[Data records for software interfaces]
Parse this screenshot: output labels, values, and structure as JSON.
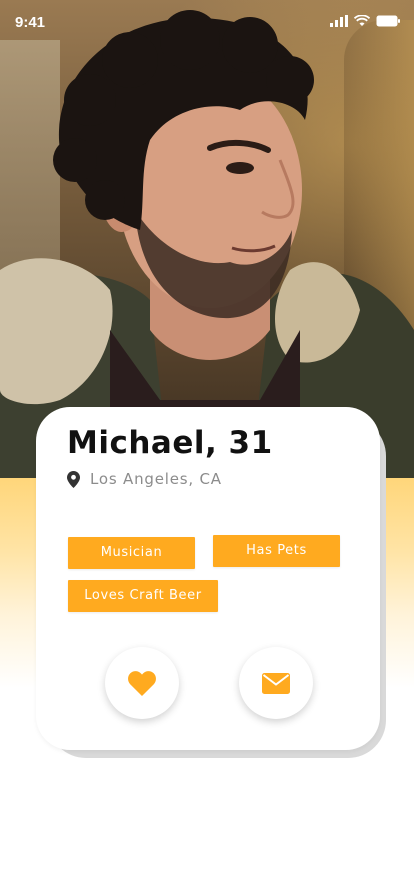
{
  "status_bar": {
    "time": "9:41"
  },
  "profile": {
    "name_age": "Michael, 31",
    "location": "Los Angeles, CA",
    "photo_icon": "profile-photo"
  },
  "tags": [
    {
      "label": "Musician"
    },
    {
      "label": "Has Pets"
    },
    {
      "label": "Loves Craft Beer"
    }
  ],
  "actions": {
    "like_icon": "heart-icon",
    "message_icon": "envelope-icon"
  },
  "colors": {
    "accent": "#ffaa1f",
    "gradient_top": "#ffd67a",
    "text_primary": "#111111",
    "text_secondary": "#8c8c8c"
  }
}
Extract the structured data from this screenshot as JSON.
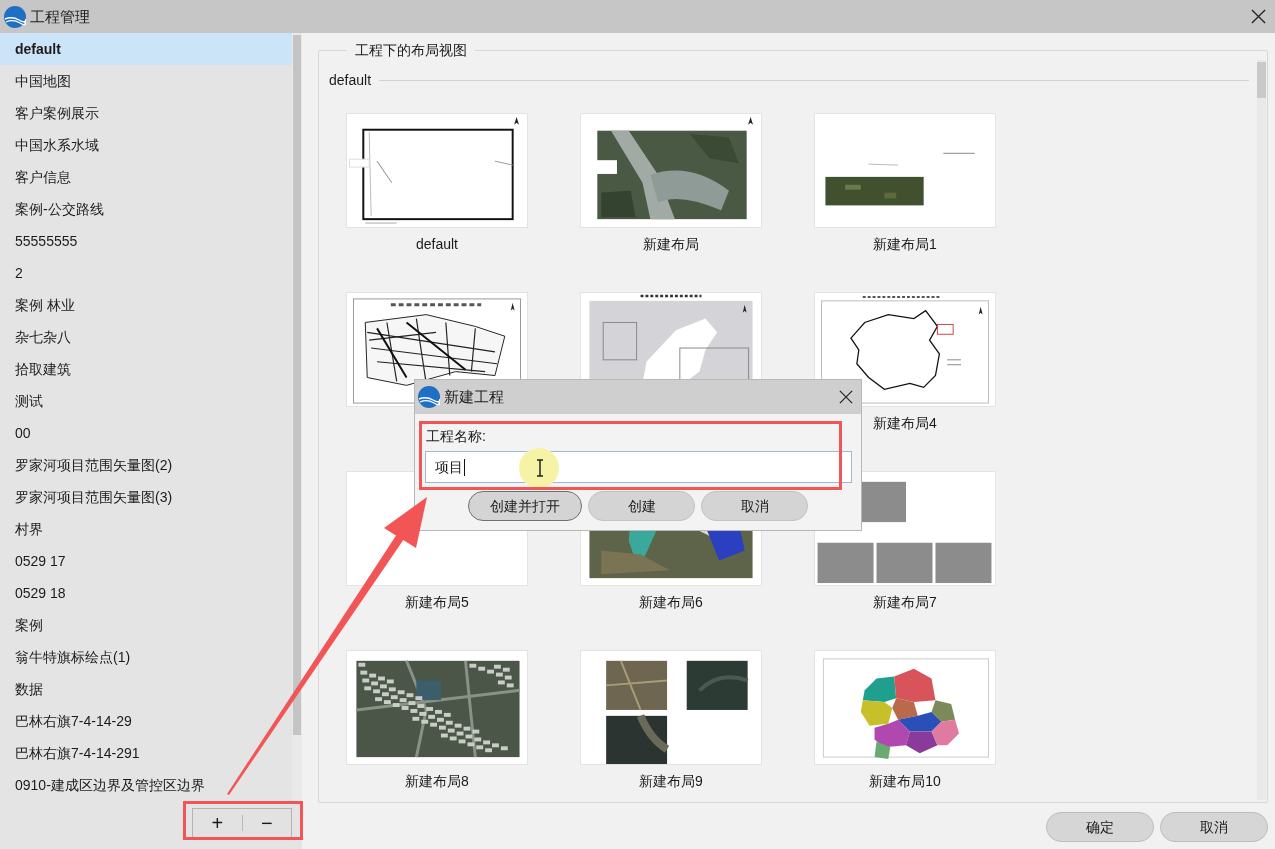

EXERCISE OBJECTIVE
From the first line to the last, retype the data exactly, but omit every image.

SOLUTION
Parse this screenshot: output labels, values, and structure as JSON.
{
  "status_bar": {
    "time": "9:41"
  },
  "profile": {
    "name_age": "Michael, 31",
    "location": "Los Angeles, CA",
    "photo_icon": "profile-photo"
  },
  "tags": [
    {
      "label": "Musician"
    },
    {
      "label": "Has Pets"
    },
    {
      "label": "Loves Craft Beer"
    }
  ],
  "actions": {
    "like_icon": "heart-icon",
    "message_icon": "envelope-icon"
  },
  "colors": {
    "accent": "#ffaa1f",
    "gradient_top": "#ffd67a",
    "text_primary": "#111111",
    "text_secondary": "#8c8c8c"
  }
}
Extract the structured data from this screenshot as JSON.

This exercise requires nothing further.